"We want political parties to play a more dynamic role," he said, advocating legal reforms "to lift the obstacles that hinder their action ... a big step in developing political life in Egypt."

The 40-year-old younger son of the Egyptian leader, who also heads an NDP policy-making body, called for the "modernisation of trade union laws and a strengthened role for civil institutions."

Legal reforms should include the penal code, to "guarantee human rights" and end "sexual discrimination," he said.

Role of the people

He also advocated "a new pact between the state and the citizen" to allow people to play a greater role in "political participation".

In a statement to the congress, President Mubarak further stressed that his party was determined to pursue "political and economic reform".

He promised to "lay the foundations of a multi-party politics, in which the NDP ... will be one of the pillars".

President Husni Mubarak (L) with French President Jacques Chirac earlier this month

In the message read by Information Minister and party secretary general Safwat al-Sharif, said, "the rights of citizens are a priority (for the NPD and the government) and closely linked to democratisation."

He vowed that he wanted to "guarantee the rights of all citizens and that they would be treated by the state as partners, playing an effective role in decision-taking".

Greater influence

President Mubarak also asked the congress to consider Egypt's monetary policy in the wake of the loosening of exchange rates, begun in January, and the consequent rise in prices, and rural and urban development.

Analysts have predicted that his son Gamal may emerge from the congress with greater influence in setting national policy.

Although he is not likely to be named to a new post, he could see his position enhanced, they said, bolstering persistent speculation that Mubarak, 75 and in power since 1981, is grooming Gamal to succeed him one day.

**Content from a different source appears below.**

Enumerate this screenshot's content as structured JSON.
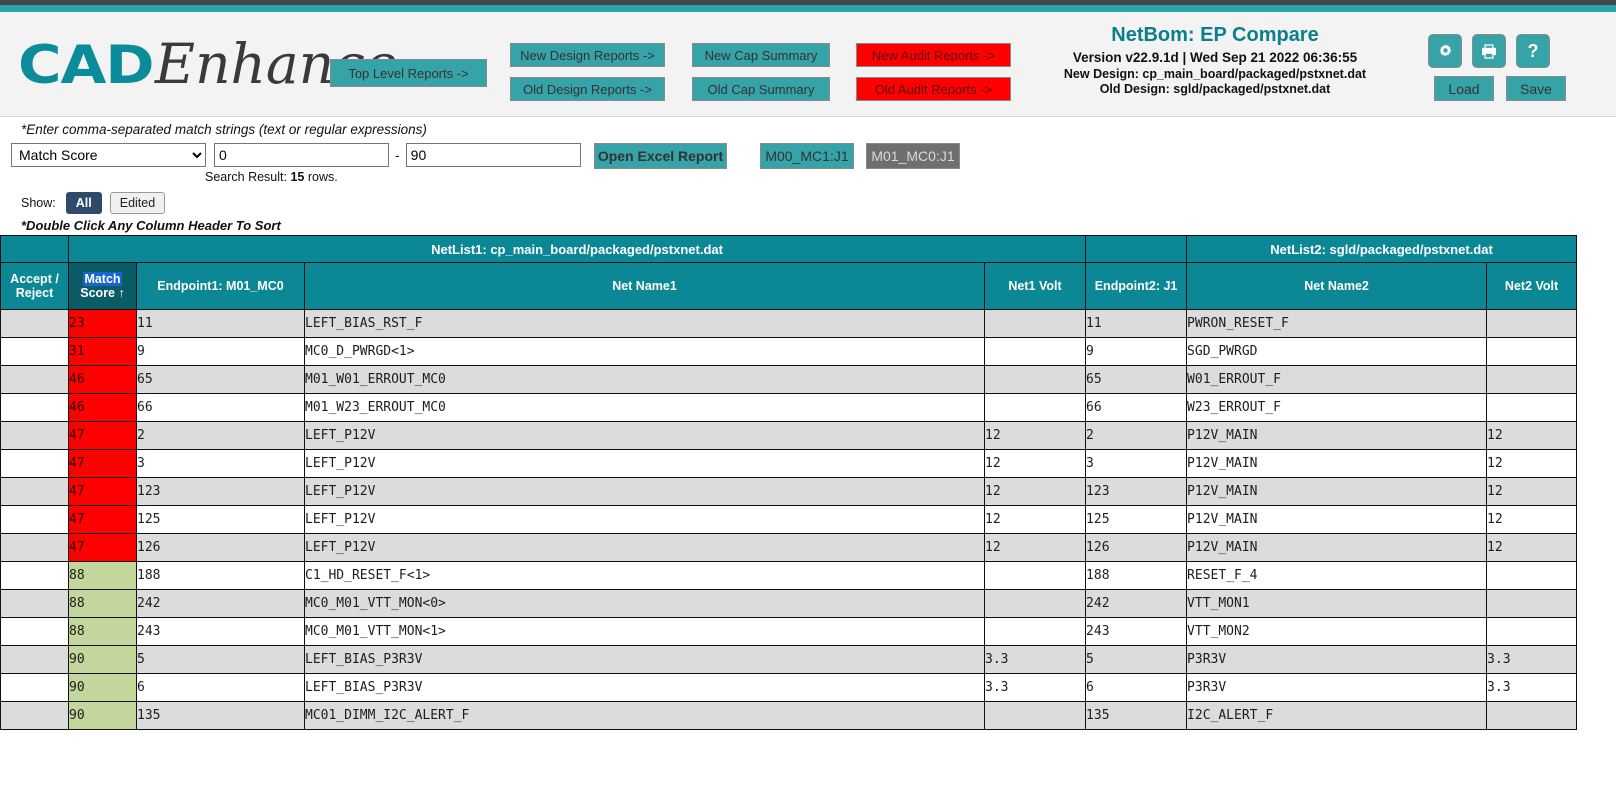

Hundreds of Egyptians protested at Cairo's Al-Azhar mosque on Friday against Israeli actions in the Palestinian territories and the US-led occupation of Iraq.

Over the last year, he has become increasingly influential in the NPD, although the authorities have poured cold water on suggestions that he will succeed his father.

Hundreds of delegates have descended on Cairo to attend the three-day summit. The NPD has at least half a million members and a parliamentary majority of 410 out of a possible 454 seats.

Protests

Meanwhile, hundreds of Egyptians protested at Cairo's Al-Azhar mosque on Friday against Israeli actions in the Palestinian territories and the US-led occupation of Iraq, state media reported.

The faithful, who gathered outside the mosque, the highest seat of Sunni Islam, following weekly prayers, waved Palestinian and Iraqi flags, said the MENA news agency.

They also chanted slogans denouncing US President George Bush and Israeli Prime Minister Ariel Sharon.

Demonstrations are officially banned in Egypt under emergency laws which have been in place since 1981, but they are tolerated if they take place in mosque compounds or university campuses.